Page and application data records:
__________

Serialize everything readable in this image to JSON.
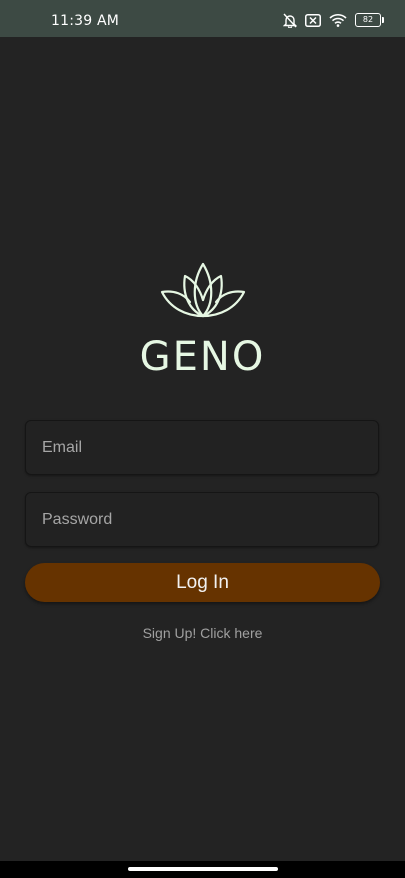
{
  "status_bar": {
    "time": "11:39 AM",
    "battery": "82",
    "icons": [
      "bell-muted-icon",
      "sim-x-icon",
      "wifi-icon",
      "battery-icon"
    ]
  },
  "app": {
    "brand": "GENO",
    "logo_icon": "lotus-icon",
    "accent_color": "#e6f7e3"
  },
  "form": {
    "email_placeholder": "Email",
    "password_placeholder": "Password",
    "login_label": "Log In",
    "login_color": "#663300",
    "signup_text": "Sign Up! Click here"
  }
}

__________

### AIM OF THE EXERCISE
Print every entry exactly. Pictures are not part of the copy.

### TASK OUTPUT
Serialize everything readable in this image to JSON.
{
  "status_bar": {
    "time": "11:39 AM",
    "battery": "82",
    "icons": [
      "bell-muted-icon",
      "sim-x-icon",
      "wifi-icon",
      "battery-icon"
    ]
  },
  "app": {
    "brand": "GENO",
    "logo_icon": "lotus-icon",
    "accent_color": "#e6f7e3"
  },
  "form": {
    "email_placeholder": "Email",
    "password_placeholder": "Password",
    "login_label": "Log In",
    "login_color": "#663300",
    "signup_text": "Sign Up! Click here"
  }
}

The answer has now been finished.